*** Opening DATA FOR REVIEW ***

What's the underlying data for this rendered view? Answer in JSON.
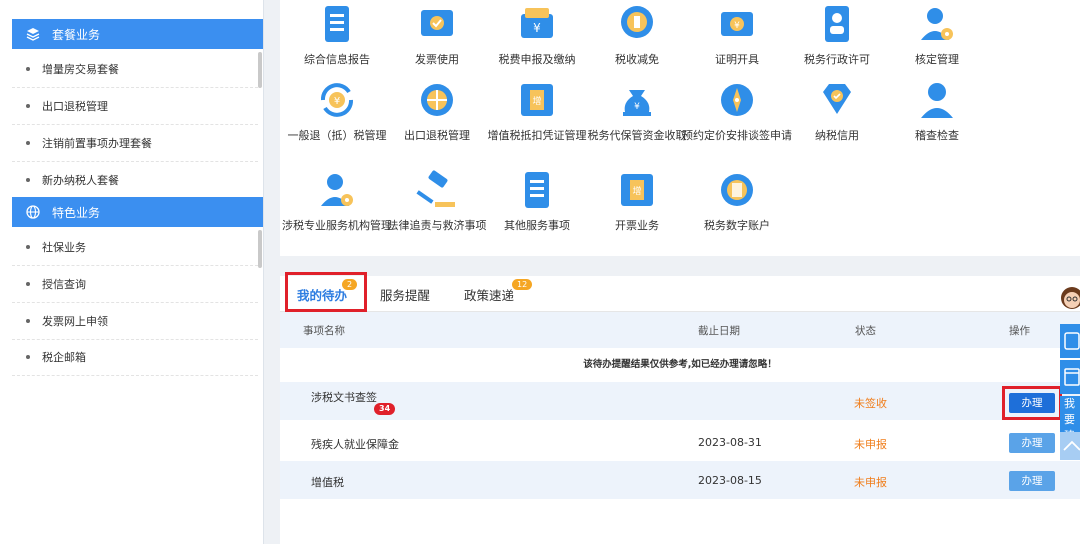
{
  "sidebar": {
    "sections": [
      {
        "title": "套餐业务",
        "icon": "layers-icon",
        "items": [
          "增量房交易套餐",
          "出口退税管理",
          "注销前置事项办理套餐",
          "新办纳税人套餐"
        ]
      },
      {
        "title": "特色业务",
        "icon": "globe-icon",
        "items": [
          "社保业务",
          "授信查询",
          "发票网上申领",
          "税企邮箱"
        ]
      }
    ]
  },
  "services": [
    {
      "label": "综合信息报告",
      "icon": "report-icon"
    },
    {
      "label": "发票使用",
      "icon": "invoice-icon"
    },
    {
      "label": "税费申报及缴纳",
      "icon": "tax-payment-icon"
    },
    {
      "label": "税收减免",
      "icon": "tax-reduction-icon"
    },
    {
      "label": "证明开具",
      "icon": "certificate-icon"
    },
    {
      "label": "税务行政许可",
      "icon": "permit-icon"
    },
    {
      "label": "核定管理",
      "icon": "user-gear-icon"
    },
    {
      "label": "一般退（抵）税管理",
      "icon": "refund-icon"
    },
    {
      "label": "出口退税管理",
      "icon": "export-globe-icon"
    },
    {
      "label": "增值税抵扣凭证管理",
      "icon": "vat-ticket-icon"
    },
    {
      "label": "税务代保管资金收取",
      "icon": "money-bag-icon"
    },
    {
      "label": "预约定价安排谈签申请",
      "icon": "compass-icon"
    },
    {
      "label": "纳税信用",
      "icon": "diamond-check-icon"
    },
    {
      "label": "稽查检查",
      "icon": "inspector-icon"
    },
    {
      "label": "涉税专业服务机构管理",
      "icon": "agency-gear-icon"
    },
    {
      "label": "法律追责与救济事项",
      "icon": "gavel-icon"
    },
    {
      "label": "其他服务事项",
      "icon": "list-doc-icon"
    },
    {
      "label": "开票业务",
      "icon": "vat-ticket-icon"
    },
    {
      "label": "税务数字账户",
      "icon": "coins-icon"
    }
  ],
  "tabs": [
    {
      "label": "我的待办",
      "badge": "2"
    },
    {
      "label": "服务提醒",
      "badge": ""
    },
    {
      "label": "政策速递",
      "badge": "12"
    }
  ],
  "table": {
    "headers": [
      "事项名称",
      "截止日期",
      "状态",
      "操作"
    ],
    "notice": "该待办提醒结果仅供参考,如已经办理请忽略！",
    "rows": [
      {
        "name": "涉税文书查签",
        "badge": "34",
        "date": "",
        "status": "未签收",
        "action": "办理"
      },
      {
        "name": "残疾人就业保障金",
        "badge": "",
        "date": "2023-08-31",
        "status": "未申报",
        "action": "办理"
      },
      {
        "name": "增值税",
        "badge": "",
        "date": "2023-08-15",
        "status": "未申报",
        "action": "办理"
      }
    ]
  },
  "float_panel": {
    "label": "我要建议"
  },
  "colors": {
    "accent": "#3b8ff0",
    "status": "#f07d1a",
    "highlight": "#e0202a",
    "primary_button": "#1e6fd9"
  }
}
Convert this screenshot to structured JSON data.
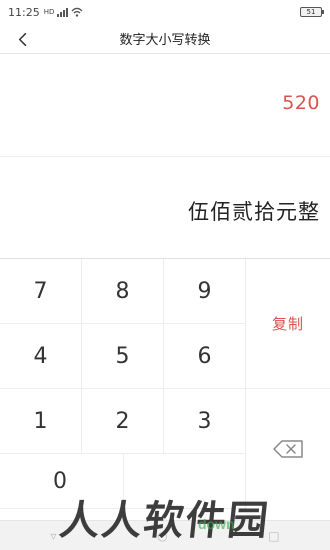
{
  "status": {
    "time": "11:25",
    "network": "HD",
    "battery": "51"
  },
  "header": {
    "title": "数字大小写转换",
    "back_icon": "back-arrow-icon"
  },
  "display": {
    "number": "520",
    "chinese": "伍佰贰拾元整"
  },
  "keypad": {
    "keys": [
      "7",
      "8",
      "9",
      "4",
      "5",
      "6",
      "1",
      "2",
      "3",
      "0"
    ],
    "copy_label": "复制",
    "backspace_icon": "backspace-icon",
    "accent_color": "#d9534f"
  },
  "watermark": {
    "text": "人人软件园",
    "sub": "down"
  }
}
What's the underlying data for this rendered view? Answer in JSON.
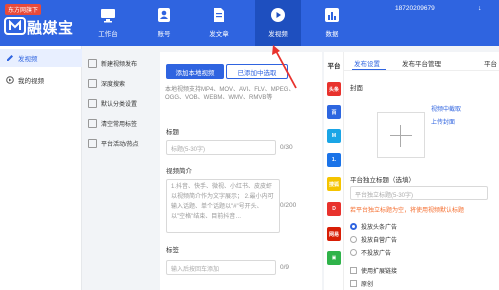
{
  "app": {
    "badge": "东方网旗下",
    "brand": "融媒宝",
    "accent": "#2f64e0",
    "nav": [
      {
        "label": "工作台",
        "icon": "computer-icon"
      },
      {
        "label": "账号",
        "icon": "user-icon"
      },
      {
        "label": "发文章",
        "icon": "document-icon"
      },
      {
        "label": "发视频",
        "icon": "play-icon",
        "active": true
      },
      {
        "label": "数据",
        "icon": "chart-icon"
      }
    ],
    "phone": "18720209679",
    "menu_arrow": "↓"
  },
  "sidebar": {
    "items": [
      {
        "label": "发视频",
        "active": true
      },
      {
        "label": "我的视频",
        "active": false
      }
    ]
  },
  "functions": {
    "items": [
      "新建视频发布",
      "深度搜索",
      "默认分类设置",
      "清空常用标签",
      "平台活动/热点"
    ]
  },
  "form": {
    "add_local_label": "添加本地视频",
    "add_from_library_label": "已添加中选取",
    "formats_hint": "本地视频支持MP4、MOV、AVI、FLV、MPEG、OGG、VOB、WEBM、WMV、RMVB等",
    "title_label": "标题",
    "title_placeholder": "标题(5-30字)",
    "title_count": "0/30",
    "intro_label": "视频简介",
    "intro_placeholder": "1.抖音、快手、微视、小红书、皮皮虾以视频简介作为文字展示；\n2.最小内可输入话题、单个话题以\"#\"号开头、以\"空格\"结束、目前抖音…",
    "intro_count": "0/200",
    "tags_label": "标签",
    "tags_placeholder": "输入后按回车添加",
    "tags_count": "0/9"
  },
  "platforms": {
    "title": "平台",
    "items": [
      {
        "name": "toutiao-icon",
        "color": "#e8322d",
        "glyph": "头条"
      },
      {
        "name": "baijiahao-icon",
        "color": "#2d66e0",
        "glyph": "百"
      },
      {
        "name": "dayu-icon",
        "color": "#1aa5e6",
        "glyph": "M"
      },
      {
        "name": "yidian-icon",
        "color": "#1a73e8",
        "glyph": "1."
      },
      {
        "name": "sohu-icon",
        "color": "#f5c400",
        "glyph": "搜狐"
      },
      {
        "name": "dafeng-icon",
        "color": "#e8322d",
        "glyph": "D"
      },
      {
        "name": "wangyi-icon",
        "color": "#d81e06",
        "glyph": "网易"
      },
      {
        "name": "aiqiyi-icon",
        "color": "#2fb34a",
        "glyph": "▣"
      }
    ]
  },
  "settings": {
    "tabs": [
      "发布设置",
      "发布平台管理",
      "平台"
    ],
    "cover_label": "封面",
    "cover_from_video": "视频中截取",
    "cover_upload": "上传封面",
    "independent_title_label": "平台独立标题（选填）",
    "independent_title_placeholder": "平台独立标题(5-30字)",
    "independent_title_warning": "若平台独立标题为空，将使用视频默认标题",
    "ad_options": [
      "投放头条广告",
      "投放自营广告",
      "不投放广告"
    ],
    "ad_selected_index": 0,
    "checkboxes": [
      "使用扩展链接",
      "原创"
    ]
  }
}
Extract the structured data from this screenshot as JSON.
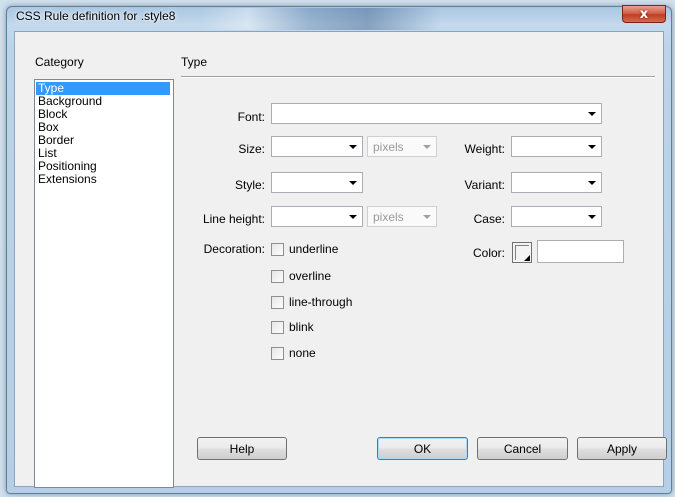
{
  "window": {
    "title": "CSS Rule definition for .style8",
    "close_glyph": "x"
  },
  "category": {
    "heading": "Category",
    "items": [
      "Type",
      "Background",
      "Block",
      "Box",
      "Border",
      "List",
      "Positioning",
      "Extensions"
    ],
    "selected": "Type"
  },
  "panel": {
    "heading": "Type",
    "font": {
      "label": "Font:",
      "value": ""
    },
    "size": {
      "label": "Size:",
      "value": "",
      "unit": "pixels"
    },
    "weight": {
      "label": "Weight:",
      "value": ""
    },
    "style": {
      "label": "Style:",
      "value": ""
    },
    "variant": {
      "label": "Variant:",
      "value": ""
    },
    "line_height": {
      "label": "Line height:",
      "value": "",
      "unit": "pixels"
    },
    "case": {
      "label": "Case:",
      "value": ""
    },
    "decoration": {
      "label": "Decoration:",
      "options": [
        {
          "label": "underline",
          "checked": false
        },
        {
          "label": "overline",
          "checked": false
        },
        {
          "label": "line-through",
          "checked": false
        },
        {
          "label": "blink",
          "checked": false
        },
        {
          "label": "none",
          "checked": false
        }
      ]
    },
    "color": {
      "label": "Color:",
      "value": ""
    }
  },
  "buttons": {
    "help": "Help",
    "ok": "OK",
    "cancel": "Cancel",
    "apply": "Apply"
  },
  "colors": {
    "selection": "#3399ff",
    "close_button": "#c33c22"
  }
}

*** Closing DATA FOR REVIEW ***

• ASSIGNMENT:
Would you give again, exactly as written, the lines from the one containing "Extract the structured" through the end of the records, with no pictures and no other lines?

• ANSWER SECTION:
Extract the structured data from this screenshot as JSON.
{
  "window": {
    "title": "CSS Rule definition for .style8",
    "close_glyph": "x"
  },
  "category": {
    "heading": "Category",
    "items": [
      "Type",
      "Background",
      "Block",
      "Box",
      "Border",
      "List",
      "Positioning",
      "Extensions"
    ],
    "selected": "Type"
  },
  "panel": {
    "heading": "Type",
    "font": {
      "label": "Font:",
      "value": ""
    },
    "size": {
      "label": "Size:",
      "value": "",
      "unit": "pixels"
    },
    "weight": {
      "label": "Weight:",
      "value": ""
    },
    "style": {
      "label": "Style:",
      "value": ""
    },
    "variant": {
      "label": "Variant:",
      "value": ""
    },
    "line_height": {
      "label": "Line height:",
      "value": "",
      "unit": "pixels"
    },
    "case": {
      "label": "Case:",
      "value": ""
    },
    "decoration": {
      "label": "Decoration:",
      "options": [
        {
          "label": "underline",
          "checked": false
        },
        {
          "label": "overline",
          "checked": false
        },
        {
          "label": "line-through",
          "checked": false
        },
        {
          "label": "blink",
          "checked": false
        },
        {
          "label": "none",
          "checked": false
        }
      ]
    },
    "color": {
      "label": "Color:",
      "value": ""
    }
  },
  "buttons": {
    "help": "Help",
    "ok": "OK",
    "cancel": "Cancel",
    "apply": "Apply"
  },
  "colors": {
    "selection": "#3399ff",
    "close_button": "#c33c22"
  }
}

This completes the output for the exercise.